Billy came by to see dad after fifty years to thank him for picking him. And even after fifty years, there were tears of gratitude in his eyes for dad’s simple act of doing right. In our day to day walk in life we can forget that they’re eyes watching what we do, how we live, and that we’re impacting lives of others. I wish that when we look at each other we would see without bigotry of color, but that we actually have the courage to see each other as we really are.


Matthew 6:9-15

The model prayer has so much to teach us, not just about how to pray, but how to live. It declares the holiness of God as well as his position in heaven. It teaches that the earthly kingdoms are temporary…that our will should be subject to His; it acknowledges oor physical needs as well as it recognizes that we are sinful and in need of grace-forgiveness. And that our own forgiveness is hinged on how we forgive; that being sinful creatures temptations will assail us, but He has the power to deliver us from the evil ones snares; that God is eternal, all-powerful, and worthy of all glory. If I counted correctly they’re 66 words in this simple, but powerful prayer…that teaches us honesty counts more than wordiness.

ESSE QUAM VIDERI “to be rather than to seem”. This prayer challenges us to live up to our state’s motto…to look in the mirror and expose ourselves as we are. It can be easy in reciting or reading the model prayer that we may quickly gloss over the pearls of truth that lie so openly before us.
Today I want to talk about one major topic in the prayer, one that I find to be the most difficult to accept and to live up to-Forgiveness.

consequences of forgiveness
bitterness and negativity
hurt to those around us (those that are innocent)
physical, spiritual, and emotional sickness
benefits of forgiveness
freedom to move on
antidote for resentment and anger
the situation no longer has power over us
forgiveness is not
a feeling
a minimizing of the offense
condoning the other person’s behavior
trusting the other person
letting the other person off the hook (Seek justice, encourage the oppressed. Defend the cause of the fatherless, plead the case of the widow. Isaiah 1:17)
expecting an apology
forgiveness is
is a decision only you can make
obeying God
a process…the same sin 7 times 70
a reflection of your maturity, your growth as a believer
the process of forgiving
ask God to forgive me
transfer hurts and offenses I’ve been carrying
turn the other person over to God

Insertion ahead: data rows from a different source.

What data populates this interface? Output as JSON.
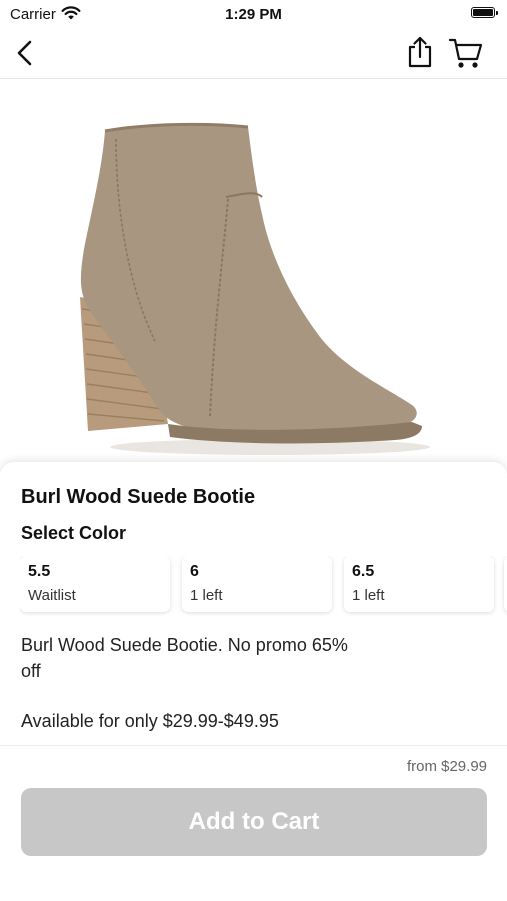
{
  "status_bar": {
    "carrier": "Carrier",
    "time": "1:29 PM"
  },
  "nav": {
    "back_icon": "chevron-left-icon",
    "share_icon": "share-icon",
    "cart_icon": "cart-icon"
  },
  "product": {
    "image": "ankle-bootie-image",
    "title": "Burl Wood Suede Bootie",
    "select_color_label": "Select Color",
    "sizes": [
      {
        "size": "5.5",
        "status": "Waitlist"
      },
      {
        "size": "6",
        "status": "1 left"
      },
      {
        "size": "6.5",
        "status": "1 left"
      }
    ],
    "description": "Burl Wood Suede Bootie. No promo 65% off",
    "availability": "Available for only $29.99-$49.95",
    "from_price": "from $29.99",
    "add_to_cart_label": "Add to Cart"
  },
  "colors": {
    "button_disabled": "#c7c7c7",
    "suede": "#a89680",
    "heel_wood": "#b89a7c"
  }
}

how do I know that I’ve forgiven
how do i know that I’m forgiven


Each line of the above outline isn’t original to this writer, but how he sees, interacts, thinks, and interprets their meaning reflects his own unique life’s decisions.  The impact of this prayer isn’t its form, but the heart of the one speaking.